A word about substance abuse: As a drug and alcohol abuse counselor, I have observed that many of my clients have also been traumatized during their using or drinking days. There can be tremendous shame around events that have happened during drug use or alcohol intoxication, especially if a person feels at least partially responsible for the choices that they made. Part of our counseling may need to focus on resolving these traumas. This can be tough to talk about, and sometimes processing traumas can feel like re-living them- very painful. That’s why it’s important that any person doing this work be stabilized in their recovery. It’s also important as a part of this process to remember that drug addiction and alcoholism is a disease that affects, first and foremost, the brain, which can truly impair the ability to make good choices. You are not responsible for your disease, but you are responsible for your recovery. You may want to discuss with your therapist the best way to integrate your 12-step work with your mental health counseling.
Talk Therapy Or EMDR?

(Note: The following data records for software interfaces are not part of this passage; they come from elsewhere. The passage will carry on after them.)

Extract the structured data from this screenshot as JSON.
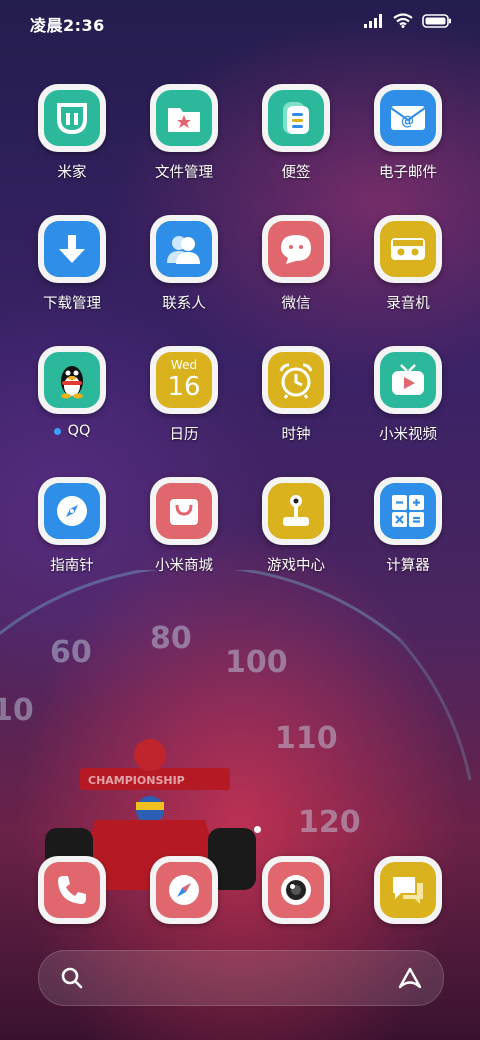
{
  "status_bar": {
    "time": "凌晨2:36",
    "icons": [
      "signal-icon",
      "wifi-icon",
      "battery-icon"
    ]
  },
  "apps": [
    {
      "label": "米家",
      "icon": "mi-home-icon",
      "color": "#2bb89b"
    },
    {
      "label": "文件管理",
      "icon": "folder-icon",
      "color": "#2bb89b"
    },
    {
      "label": "便签",
      "icon": "notes-icon",
      "color": "#2bb89b"
    },
    {
      "label": "电子邮件",
      "icon": "mail-icon",
      "color": "#2f8fe8"
    },
    {
      "label": "下载管理",
      "icon": "download-icon",
      "color": "#2f8fe8"
    },
    {
      "label": "联系人",
      "icon": "contacts-icon",
      "color": "#2f8fe8"
    },
    {
      "label": "微信",
      "icon": "chat-bubble-icon",
      "color": "#e0676e"
    },
    {
      "label": "录音机",
      "icon": "recorder-icon",
      "color": "#d9b21e"
    },
    {
      "label": "QQ",
      "icon": "penguin-icon",
      "color": "#2bb89b"
    },
    {
      "label": "日历",
      "icon": "calendar-icon",
      "color": "#d9b21e",
      "weekday": "Wed",
      "day": "16"
    },
    {
      "label": "时钟",
      "icon": "alarm-clock-icon",
      "color": "#d9b21e"
    },
    {
      "label": "小米视频",
      "icon": "tv-play-icon",
      "color": "#2bb89b"
    },
    {
      "label": "指南针",
      "icon": "compass-icon",
      "color": "#2f8fe8"
    },
    {
      "label": "小米商城",
      "icon": "shopping-bag-icon",
      "color": "#e0676e"
    },
    {
      "label": "游戏中心",
      "icon": "joystick-icon",
      "color": "#d9b21e"
    },
    {
      "label": "计算器",
      "icon": "calculator-icon",
      "color": "#2f8fe8"
    }
  ],
  "dock": [
    {
      "name": "phone",
      "icon": "phone-icon",
      "color": "#e0676e"
    },
    {
      "name": "browser",
      "icon": "browser-compass-icon",
      "color": "#e0676e"
    },
    {
      "name": "camera",
      "icon": "camera-icon",
      "color": "#e0676e"
    },
    {
      "name": "messages",
      "icon": "message-icon",
      "color": "#d9b21e"
    }
  ],
  "wallpaper": {
    "speedometer_labels": [
      "10",
      "60",
      "80",
      "100",
      "110",
      "120"
    ],
    "car_text": "CHAMPIONSHIP"
  },
  "search_bar": {
    "icons": [
      "search-icon",
      "assistant-icon"
    ]
  }
}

EMDR is not for everyone. For example, if you’re currently going through a crisis in your life, it might not be the best time to use a technique that encourages you to remember all the terrible aspects of traumatic things that have happened to you in the past. It might just be too much, and too overwhelming all at once. For clients that have been in talk therapy for a while, the transition from psychotherapy to switching to using EMDR may feel awkward at first, and some people don’t like it. Usually, during EMDR sessions, there is far less direct interaction with your counselor, because a lot of processing happens internally rather than being processed out loud through conversation. This can feel to some people like they are more disconnected from their therapist than before.
Sometimes EMDR is used with terrific results in an inpatient chemical dependency setting or detox facility, but that doesn’t always mean that a person would be appropriate for continuing this work right after discharge on an outpatient basis with a therapist necessarily. The reason for this is that an inpatient setting provides a lot of safety, especially around the potential for relapse. If your therapist determines that it might be best to wait a month or two to establish a trusting relationship with a Sponsor, or perhaps work through a 4th step first, that is probably good advice.
Sometimes your coping skills, in general, need work before starting an EMDR process. If you’re drinking too much to cope, or engaging in other unhealthy behaviors, then a better starting place would be to help you find other ways to deal with stress before beginning EMDR.
Lastly, some people cope with excessive anxiety and stress by disassociating or numbing out / spacing out. Usually what that means to me as a therapist is that the stress has become so overwhelming that your system goes on shut-down. Usually in that case we would want to help you find better ways to cope and establish “grounding techniques” before beginning an EMDR process.
If you’d like to learn more about my practice, why don’t you start here? My psychotherapy practice in Chicago focuses on addictions, trauma, EMDR, anxiety, depression, relationship conflict, and LGBT issues. My therapy office is in the Lakeview /Uptown area (60613 zip code). I hope that you’ve found this post helpful in exploring whether or not EMDR might be right for you.